According to data from the LFS, employment saw strong growth in 2016 Q1 of 3.3% year-on-year. However, before analysing the figures, we need to make two brief technical points. Firstly, the job separation rate is the ratio between the number of people who have lost or left their employment and the number of employed people in the previous quarter. The job finding rate is defined in the same way but with those people who have found employment. Secondly, the seasonal nature of Spain's labour market means that, in the first three months of the year, there are systematic falls in employment; i.e. a higher job separation rate than the job finding rate.
Moving on to our analysis of the data, in 2016 Q1 the job separation rate was 6.5%, very similar to the one prior to the crisis, slightly lower than the one for 2015 Q1 and far below the figure recorded, on average, during the recession. The job finding rate increased a little to 6.2% but was still below its 2007 level. These data show that the improvement in employment is particularly due to fewer job losses.
Looking at the employment transitions of the three main sectors in the economy, it is encouraging to see that, in 2016 Q1, the job finding rate for industry was higher than in 2007 Q1 and that, moreover, it exceeded the job separation rate for the same quarter. The services sector also performed relatively well in 2016 Q1 although there is still room for improvement compared with 2007.

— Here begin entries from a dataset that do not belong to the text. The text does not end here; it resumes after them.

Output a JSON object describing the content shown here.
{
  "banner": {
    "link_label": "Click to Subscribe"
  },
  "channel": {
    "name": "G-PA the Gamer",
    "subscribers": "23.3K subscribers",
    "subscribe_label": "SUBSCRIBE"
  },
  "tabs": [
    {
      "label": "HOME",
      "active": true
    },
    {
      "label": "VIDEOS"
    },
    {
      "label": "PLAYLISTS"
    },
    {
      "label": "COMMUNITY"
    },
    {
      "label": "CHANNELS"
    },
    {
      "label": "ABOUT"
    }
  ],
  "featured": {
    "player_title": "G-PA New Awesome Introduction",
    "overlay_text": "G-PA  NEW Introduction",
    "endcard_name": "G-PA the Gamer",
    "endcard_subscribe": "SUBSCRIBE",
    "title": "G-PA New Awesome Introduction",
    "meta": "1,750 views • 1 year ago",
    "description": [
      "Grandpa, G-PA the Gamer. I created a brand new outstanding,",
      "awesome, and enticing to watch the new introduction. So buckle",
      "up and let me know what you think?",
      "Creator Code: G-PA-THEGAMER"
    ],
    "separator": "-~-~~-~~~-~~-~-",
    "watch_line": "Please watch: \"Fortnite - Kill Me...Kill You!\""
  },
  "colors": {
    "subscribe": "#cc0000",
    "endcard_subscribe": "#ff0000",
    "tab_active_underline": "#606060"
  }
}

From this analysis of labour flows we can surmise that employment's recovery in industry and services is mature, something that can also be observed in the data for registered workers affiliated to Social Security. In 2015 Q1 job creation intensified, supported by employment in the public sector and in construction related to public tenders. At the time there were fears this growth in employment might quickly run out of steam once the temporary support from the public sector had dwindled. However, in the second half of the year other sectors livened up, helping employment to continue growing at a high rate. Recently it had been assumed that the fact that Easter fell entirely in March may have temporarily contributed to the growth in employment in 2016 Q1. However, the employment figures for April seem to rule out this possibility as, with the exception of public administration, all sectors (and not just tourism) made a positive contribution to the year-on-year growth rate in Social Security contributors. In summary, the favourable performance of less seasonal sectors seems to suggest that the recovery in employment will continue.